-Faculty at KCAI as well as through AIGA KC I been able to make several connections. Including people from various local studios such as Pixels, Propaganda 3, T2. Participating in other venues that AIGA KC has hosted such as portfolio day have been other ways that I could get more connections and therefore adding to my network.

-Behance, Coroflot and LinkedIn have been other sites where I have been either contact or I have been able to see job postings around the world from various studios that hopefully match my interest and my skills.

-Through my brother, Angelo is a source where I have gained a great deal of my connections of people in the automotive industry, which might be a possibility of interest in the near future.

-Making my web presence more dominant and my portfolio more accessible in different portfolio sites, in order for more professionals to stumble upon my body of work.

Monday, October 31, 2011

[karen] phase3

These are the touchpoints for 405 Peak, it’s objective convey an essence of modernity and a fresh approach to the act of wine tasting. The identity will speak to a younger audience with a credible, modern, friendly and fun attitude.
The inclusion of the user such as in the business card and the coaster reference the friendly attitude and the casual environment. As well as the inclusion of the color orange to make the overall feel more energetic and fun. There still work needed to be done.


Edited: Ipad: AP Biology scenario

Sunday, October 16, 2011

Ivanhoe Brandmarks and Signatures: Four Quadrants

Before the presenting to the Beautification Committee at Ivanhoe; Julie , Ian and I decided to explore with our brandmarks three different concepts : the sunburst, the community and the four quadrants. I took the role to develop various barandmarks, logotypes and develop signatures for the four quadrant concept.

Brandmarks & Color palette

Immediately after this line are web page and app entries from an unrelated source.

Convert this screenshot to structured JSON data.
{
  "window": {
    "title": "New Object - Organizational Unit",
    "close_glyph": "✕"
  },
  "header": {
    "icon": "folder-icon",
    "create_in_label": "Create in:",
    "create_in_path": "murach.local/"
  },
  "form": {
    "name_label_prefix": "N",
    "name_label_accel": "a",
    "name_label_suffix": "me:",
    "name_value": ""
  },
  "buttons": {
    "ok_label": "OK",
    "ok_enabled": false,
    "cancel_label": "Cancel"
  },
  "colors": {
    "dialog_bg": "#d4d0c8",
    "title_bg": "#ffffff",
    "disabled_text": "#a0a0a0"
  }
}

After meeting with Julie and Ian this one appears to be the most successful , containing the best concepts and the idea is the one below. These are the elements that will be presented to the Beautification committee, on monday.

Friday, October 14, 2011

Ipad and Iphone

Scenario 1: The use of the ipad in this scenario, is to help the ESL high school student Carlos with his AP Biology lab.

iPad Presentation

Scenario 2: Practice English on the go, Calos visits Washington D.C and he is able to use his iphone and the feature of augmented reality in order to learn about the US and increasing his english vocabulary.

Sunday, October 9, 2011

3D Modeling & Design Direction

Ray and I decided to create a model that reflected the news feed that the user of our community can tailored and set in his settings, allowing him to just have a newsfeed of the users that he selects from the particular rooms. An ESL high school student in our community will be mainly interacting with 4 groups: the students in his online class room, friends, experience ESL students that have experienced and share their knowledge with these students whom don't know much about the language or the customs. The last group they interact will be the ESL teachers, that will help them acquire the knowledge for them to compete with mainstream students.

First Design Direction

Second Design direction